The spring-loaded lever makes it easy to switch the boot from ski to walk mode, but it doesn’t work as smoothly when transitioning into ski mode. It’s been my experience that the narrow space where the latch seats into the shell has a tendency to hold snow and ice that has to be cleared before the boot can be locked into ski mode. It’s not a huge inconvenience, and it usually just requires a quick scrape with my ski pole baskets, but it has resulted in me dropping into a number of lines with the boot still in walk mode — is there anything worse?
As for the cable buckle system I was skeptical of? No complaints. The cable has yet to show signs of wear, and it seems to distribute pressure evenly across the shell for a responsive, progressive forward flex while skiing. Plus, the trusty ankle strap that carried over from the original does a great job of keeping my heel locked into the boot to prevent heel slip.
Drawbacks and Shortcomings
The Maestrale RS isn’t without its drawbacks, though. First of all, taking the liners out of the boot is a serious hassle and putting them back in is even worse. It’s gotten to the point I just open the buckles up and let the liners dry out. By doing this, I feel like I’m doing less damage to the shells by letting them sit open for a few hours rather than bending the cuff, tongue, and liner trying to get the liners back into the shells. The Speed Lock Plus ski/walk mechanism could use some refining as well. Having to take the additional step of cleaning snow from the latch before locking the boot into ski mode isn’t a huge deal, but it does add an additional step to transitions.

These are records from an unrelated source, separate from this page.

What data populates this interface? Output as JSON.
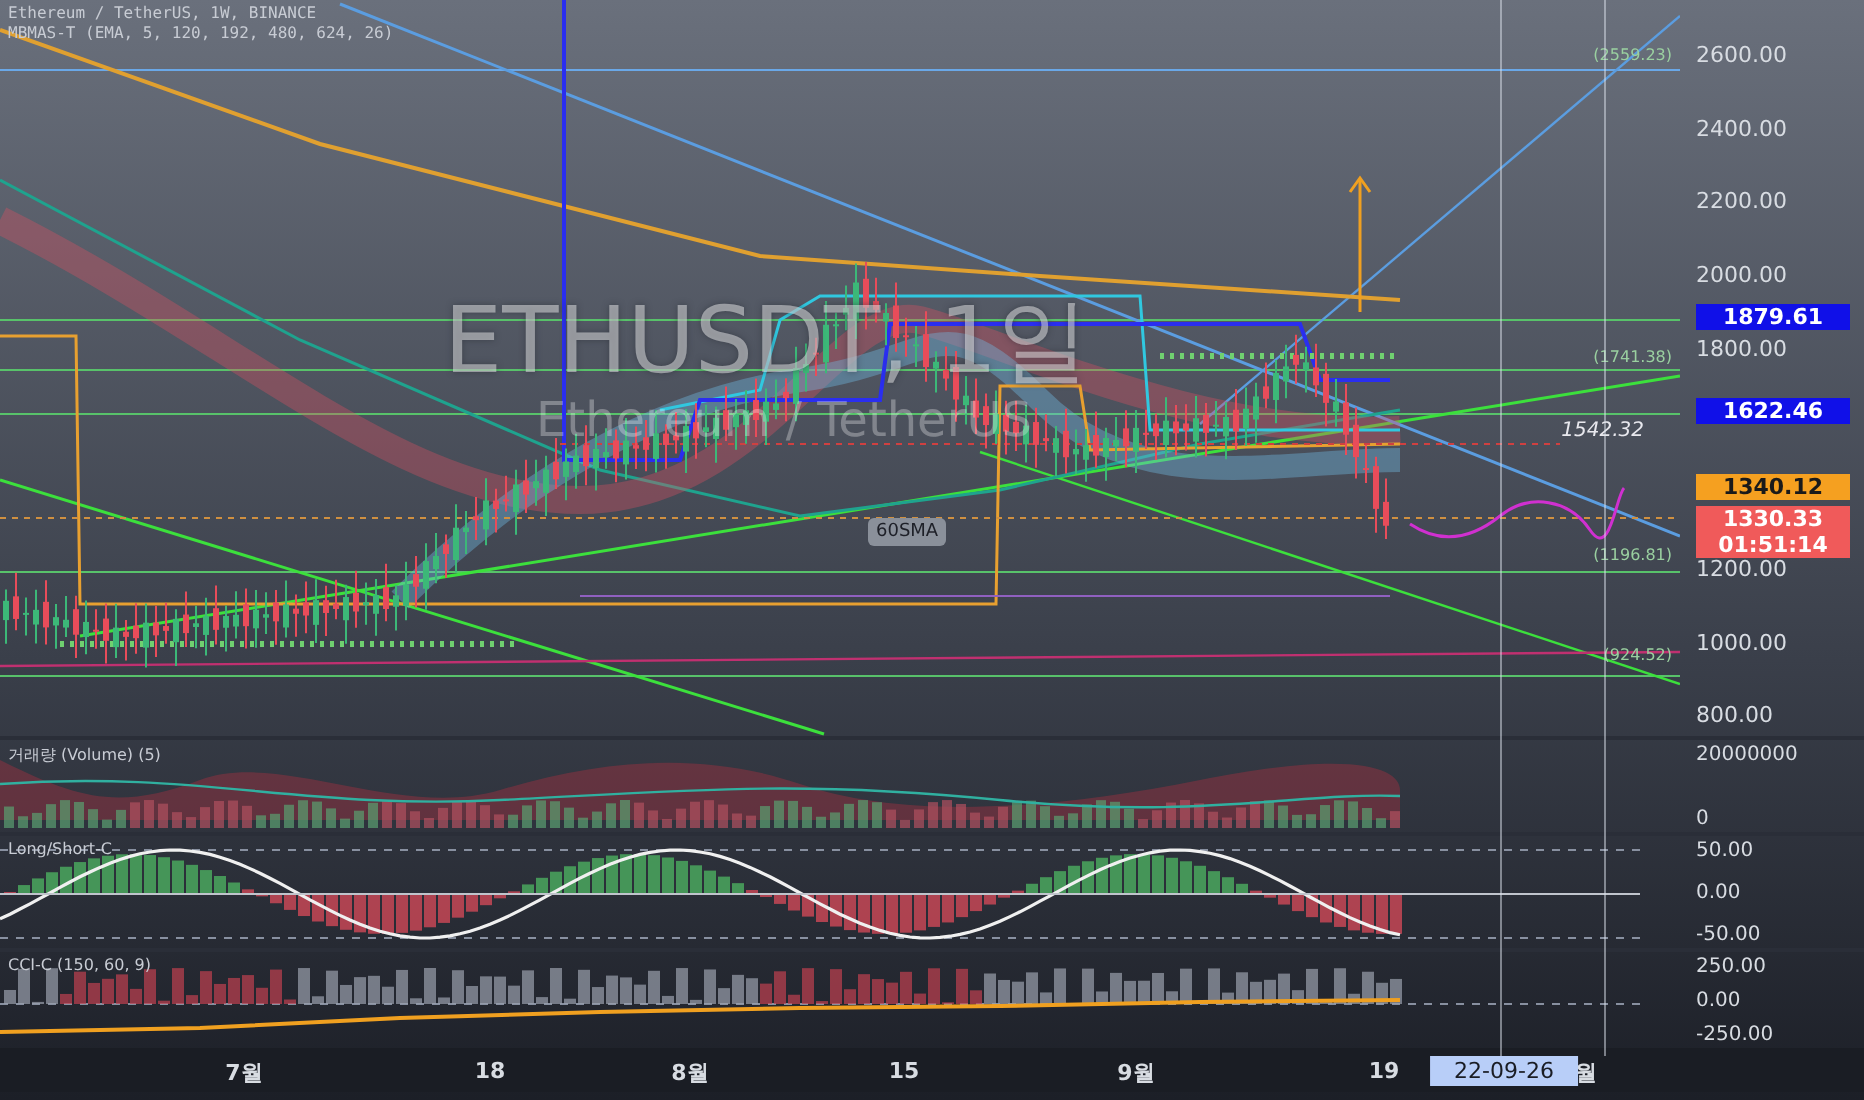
{
  "header": {
    "symbol_line": "Ethereum / TetherUS, 1W, BINANCE",
    "indicator_line": "MBMAS-T (EMA, 5, 120, 192, 480, 624, 26)"
  },
  "watermark": {
    "symbol": "ETHUSDT, 1일",
    "description": "Ethereum / TetherUS"
  },
  "main_chart": {
    "sma_tag": "60SMA",
    "line_labels": [
      {
        "text": "(2559.23)",
        "kind": "bracket"
      },
      {
        "text": "(1741.38)",
        "kind": "bracket"
      },
      {
        "text": "1542.32",
        "kind": "plain"
      },
      {
        "text": "(1196.81)",
        "kind": "bracket"
      },
      {
        "text": "(924.52)",
        "kind": "bracket"
      }
    ],
    "price_scale": [
      "2600.00",
      "2400.00",
      "2200.00",
      "2000.00",
      "1800.00",
      "1200.00",
      "1000.00",
      "800.00"
    ],
    "price_badges": [
      {
        "text": "1879.61",
        "kind": "level"
      },
      {
        "text": "1622.46",
        "kind": "level"
      },
      {
        "text": "1340.12",
        "kind": "current"
      },
      {
        "text": "1330.33",
        "kind": "last",
        "countdown": "01:51:14"
      }
    ]
  },
  "volume_pane": {
    "title": "거래량 (Volume) (5)",
    "scale": [
      "20000000",
      "0"
    ]
  },
  "long_short_pane": {
    "title": "Long/Short-C",
    "scale": [
      "50.00",
      "0.00",
      "-50.00"
    ]
  },
  "cci_pane": {
    "title": "CCI-C (150, 60, 9)",
    "scale": [
      "250.00",
      "0.00",
      "-250.00"
    ]
  },
  "time_axis": {
    "labels": [
      {
        "text": "7월",
        "selected": false
      },
      {
        "text": "18",
        "selected": false
      },
      {
        "text": "8월",
        "selected": false
      },
      {
        "text": "15",
        "selected": false
      },
      {
        "text": "9월",
        "selected": false
      },
      {
        "text": "19",
        "selected": false
      },
      {
        "text": "22-09-26",
        "selected": true
      },
      {
        "text": "월",
        "selected": false
      }
    ]
  }
}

The bottom line is the Maestrale RS skis great, tours well, and is comfortable while skinning and skiing — all of which is pretty much ideal in my book. I’d argue that Scarpa delivers on their promise of building a stiffer, lighter version of the original Maestrale that still skis remarkably well and is comfortable during long-haul missions in the backcountry. A few finer details could be improved (namely, the ski/walk mode mechanism and the hard-to-take-out liners), but I’d gladly deal with these two issues to have a boot that skis and tours as well as the Scarpa Maestrale RS.